Yet the book is no mere mea culpa. Remembered by some as the home of platinum-plated kitsch, Casablanca was, for much of its life, a scrappy indie that took chances on both the superstars of tomorrow and experimental European instrumental forays that were destined to earn the label little but pride. Sometimes, its commercial and artistic aspirations managed to coalesce in the person of a genius like Parliament’s George Clinton. And of course, many of the label’s tactics are now de rigueur among the Rolling Stone–approved elite that once lambasted the Casablanca crew as rank hucksters.
For 310 pages, Harris avoids either solemn penitence or smarmy self-justification. He merely goes about frankly recounting the way things were. (Albeit not for everybody: Via e-mail, he clarifies that the Billboard manipulation was really restricted to his label and RSO, the home of Saturday Night Fever and Grease.) Just as Casablanca was built by clued-in New York Jews who went to California to exercise the more cosmically outgoing aspects of their personalities, so does the book wed street smarts to sunshine and rainbows. On one page, Harris extols the “family” vibe Casablanca extended to its acts and its employees; on another page, he recalls the four members of KISS as “some of the worst-looking guys I’d ever seen.”
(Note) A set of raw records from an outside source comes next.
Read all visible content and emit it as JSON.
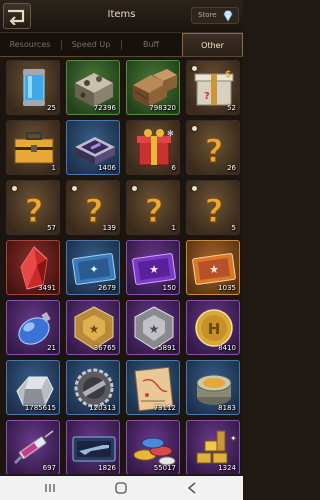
{
  "header": {
    "title": "Items",
    "store_label": "Store",
    "back_icon": "back-arrow-icon",
    "store_icon": "diamond-icon"
  },
  "tabs": [
    {
      "label": "Resources",
      "active": false
    },
    {
      "label": "Speed Up",
      "active": false
    },
    {
      "label": "Buff",
      "active": false
    },
    {
      "label": "Other",
      "active": true
    }
  ],
  "items": [
    {
      "icon": "blue-capsule-icon",
      "frame": "brown",
      "count": "25"
    },
    {
      "icon": "camo-crate-icon",
      "frame": "green",
      "count": "72396"
    },
    {
      "icon": "wooden-crates-icon",
      "frame": "green",
      "count": "798320"
    },
    {
      "icon": "gift-box-question-icon",
      "frame": "brown",
      "count": "52"
    },
    {
      "icon": "toolbox-icon",
      "frame": "brown",
      "count": "1"
    },
    {
      "icon": "purple-case-icon",
      "frame": "blue",
      "count": "1406"
    },
    {
      "icon": "red-gift-box-icon",
      "frame": "brown",
      "count": "6"
    },
    {
      "icon": "question-mark-icon",
      "frame": "brown",
      "count": "26"
    },
    {
      "icon": "question-mark-icon",
      "frame": "brown",
      "count": "57"
    },
    {
      "icon": "question-mark-icon",
      "frame": "brown",
      "count": "139"
    },
    {
      "icon": "question-mark-icon",
      "frame": "brown",
      "count": "1"
    },
    {
      "icon": "question-mark-icon",
      "frame": "brown",
      "count": "5"
    },
    {
      "icon": "red-crystal-icon",
      "frame": "red",
      "count": "3491"
    },
    {
      "icon": "blue-ticket-icon",
      "frame": "blue",
      "count": "2679"
    },
    {
      "icon": "purple-ticket-icon",
      "frame": "purple",
      "count": "150"
    },
    {
      "icon": "orange-ticket-icon",
      "frame": "orange",
      "count": "1035"
    },
    {
      "icon": "blue-potion-icon",
      "frame": "purple",
      "count": "21"
    },
    {
      "icon": "gold-medal-icon",
      "frame": "purple",
      "count": "36765"
    },
    {
      "icon": "silver-medal-icon",
      "frame": "purple",
      "count": "5891"
    },
    {
      "icon": "gold-coin-icon",
      "frame": "purple",
      "count": "8410"
    },
    {
      "icon": "steel-ingot-icon",
      "frame": "blue",
      "count": "1785615"
    },
    {
      "icon": "gear-emblem-icon",
      "frame": "blue",
      "count": "120313"
    },
    {
      "icon": "map-scroll-icon",
      "frame": "blue",
      "count": "73112"
    },
    {
      "icon": "tin-can-icon",
      "frame": "blue",
      "count": "8183"
    },
    {
      "icon": "syringe-icon",
      "frame": "purple",
      "count": "697"
    },
    {
      "icon": "rifle-case-icon",
      "frame": "purple",
      "count": "1826"
    },
    {
      "icon": "chips-icon",
      "frame": "purple",
      "count": "55017"
    },
    {
      "icon": "gold-bars-icon",
      "frame": "purple",
      "count": "1324"
    }
  ],
  "navbar": {
    "recent_icon": "recent-apps-icon",
    "home_icon": "home-icon",
    "back_icon": "nav-back-icon"
  }
}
The portrait of label president Bogart, Harris’ second cousin once removed, provides the human spine of And Party Every Day. Having cut his teeth as a 20-year-old crooner, Bogart comes off in Harris’ retelling as a fascinating bundle of contradictions – a spendthrift Svengali who loved his weed but was also a rock-ribbed Republican.
“Neil believed that things should be run by a benevolent dictator,” says Harris. “He was conservative when it came to his money and how much the government would take. He was liberal when it came to human rights and helping those less fortunate. He did politically what he felt would benefit him” – like hosting a soiree for Gerald R. Ford, the utter awkwardness of which supplies one of the book’s most amusing anecdotes.
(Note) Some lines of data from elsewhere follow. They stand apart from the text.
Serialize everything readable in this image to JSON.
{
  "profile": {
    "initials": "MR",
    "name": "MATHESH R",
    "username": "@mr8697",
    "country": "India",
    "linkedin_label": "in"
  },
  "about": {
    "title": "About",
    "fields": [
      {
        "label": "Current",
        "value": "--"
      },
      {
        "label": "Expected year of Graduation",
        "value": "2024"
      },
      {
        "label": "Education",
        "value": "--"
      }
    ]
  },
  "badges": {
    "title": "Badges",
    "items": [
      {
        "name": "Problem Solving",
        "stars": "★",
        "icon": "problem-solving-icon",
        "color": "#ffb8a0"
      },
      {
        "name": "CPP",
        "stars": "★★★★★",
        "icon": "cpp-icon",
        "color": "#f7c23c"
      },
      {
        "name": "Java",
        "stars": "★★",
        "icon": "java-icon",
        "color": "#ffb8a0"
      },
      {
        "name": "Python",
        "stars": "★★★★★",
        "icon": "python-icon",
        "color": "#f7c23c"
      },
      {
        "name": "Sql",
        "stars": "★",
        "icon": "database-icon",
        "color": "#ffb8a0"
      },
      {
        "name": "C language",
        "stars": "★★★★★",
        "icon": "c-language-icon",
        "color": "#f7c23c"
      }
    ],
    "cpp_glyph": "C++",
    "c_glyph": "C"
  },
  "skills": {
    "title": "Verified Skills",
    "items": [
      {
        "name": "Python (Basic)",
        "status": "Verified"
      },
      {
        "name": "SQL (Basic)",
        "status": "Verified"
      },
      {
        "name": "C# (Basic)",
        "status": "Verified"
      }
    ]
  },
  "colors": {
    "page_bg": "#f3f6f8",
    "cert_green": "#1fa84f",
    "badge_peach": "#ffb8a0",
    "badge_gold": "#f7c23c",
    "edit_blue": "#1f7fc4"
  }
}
Casablanca’s eventual decline was both a harbinger of and a contributor to the music industry’s struggles in the 1980s: When foreign interests bought the formerly independent label, they discovered just how precarious a position the U.S. record business had been put in by headlong moves like Casablanca’s disastrous gamble to market four KISS solo albums at once. Harris argues in the book that his label’s collapse was also due to Bogart’s personal loss of vision. Once a forward thinker with an eye and ear for new talent, he became in Harris’ eyes a deluded publicity hound who attached his company to faded “personalities” like the Captain & Tennille as part of a misguided quest for personal notoriety.
“Keep in mind [that] he always wanted to be a star, even when he was very young and performing in the Catskills,” says Harris. “Maybe he thought his opportunity had finally come.” (Bogart died of cancer in 1982, at age 39.)
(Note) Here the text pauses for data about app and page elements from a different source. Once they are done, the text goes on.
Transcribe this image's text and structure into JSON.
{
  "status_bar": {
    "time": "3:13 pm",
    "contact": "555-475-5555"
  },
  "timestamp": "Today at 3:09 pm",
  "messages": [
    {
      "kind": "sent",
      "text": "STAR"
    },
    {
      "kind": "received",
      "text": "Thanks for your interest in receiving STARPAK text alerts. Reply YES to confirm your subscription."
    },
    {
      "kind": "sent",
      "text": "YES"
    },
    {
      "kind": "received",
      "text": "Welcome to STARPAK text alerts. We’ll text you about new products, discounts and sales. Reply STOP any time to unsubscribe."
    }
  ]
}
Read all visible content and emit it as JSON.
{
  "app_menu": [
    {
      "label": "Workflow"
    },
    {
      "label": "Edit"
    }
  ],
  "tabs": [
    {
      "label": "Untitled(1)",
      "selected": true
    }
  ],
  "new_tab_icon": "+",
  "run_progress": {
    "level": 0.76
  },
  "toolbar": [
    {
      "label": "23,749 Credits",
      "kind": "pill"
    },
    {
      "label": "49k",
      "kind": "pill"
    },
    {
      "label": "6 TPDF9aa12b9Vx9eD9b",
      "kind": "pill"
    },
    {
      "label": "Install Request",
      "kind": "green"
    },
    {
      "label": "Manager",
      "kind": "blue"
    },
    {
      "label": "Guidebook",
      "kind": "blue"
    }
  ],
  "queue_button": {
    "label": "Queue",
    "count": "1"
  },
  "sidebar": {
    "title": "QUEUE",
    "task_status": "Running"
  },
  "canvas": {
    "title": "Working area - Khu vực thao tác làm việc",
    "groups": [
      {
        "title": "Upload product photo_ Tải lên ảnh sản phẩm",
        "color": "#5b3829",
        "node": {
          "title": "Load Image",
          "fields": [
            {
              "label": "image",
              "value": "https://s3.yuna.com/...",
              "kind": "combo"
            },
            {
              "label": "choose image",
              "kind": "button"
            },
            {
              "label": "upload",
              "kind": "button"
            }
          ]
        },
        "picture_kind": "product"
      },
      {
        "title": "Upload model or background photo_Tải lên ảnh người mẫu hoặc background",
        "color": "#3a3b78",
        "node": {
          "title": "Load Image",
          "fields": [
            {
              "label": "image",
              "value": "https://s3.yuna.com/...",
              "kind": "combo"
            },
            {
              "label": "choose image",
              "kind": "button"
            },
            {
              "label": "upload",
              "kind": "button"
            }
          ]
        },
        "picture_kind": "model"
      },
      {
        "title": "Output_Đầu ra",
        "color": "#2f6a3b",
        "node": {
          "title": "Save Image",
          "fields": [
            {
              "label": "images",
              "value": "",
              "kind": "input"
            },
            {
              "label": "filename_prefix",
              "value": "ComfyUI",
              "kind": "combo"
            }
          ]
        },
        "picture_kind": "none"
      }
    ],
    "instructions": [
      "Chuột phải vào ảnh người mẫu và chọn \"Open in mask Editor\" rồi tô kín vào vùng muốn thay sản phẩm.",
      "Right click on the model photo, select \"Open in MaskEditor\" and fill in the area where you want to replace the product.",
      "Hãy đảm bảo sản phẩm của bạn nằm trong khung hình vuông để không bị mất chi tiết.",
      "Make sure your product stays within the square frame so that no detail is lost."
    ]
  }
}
Harris left Casablanca in 1979 before the bottom fell out. These days, he says, he runs a company that “secures exposure” on radio for musicians, products and services – “everything from a new type of pill splitter [and] herbal foot pads to computer programs, and [from] Neil Sedaka, Kris Kristofferson [and] Natalie Cole to new groups like Back Door Slam.”
New groups and herbal foot pads? Sounds like the Casablanca ethos still lives.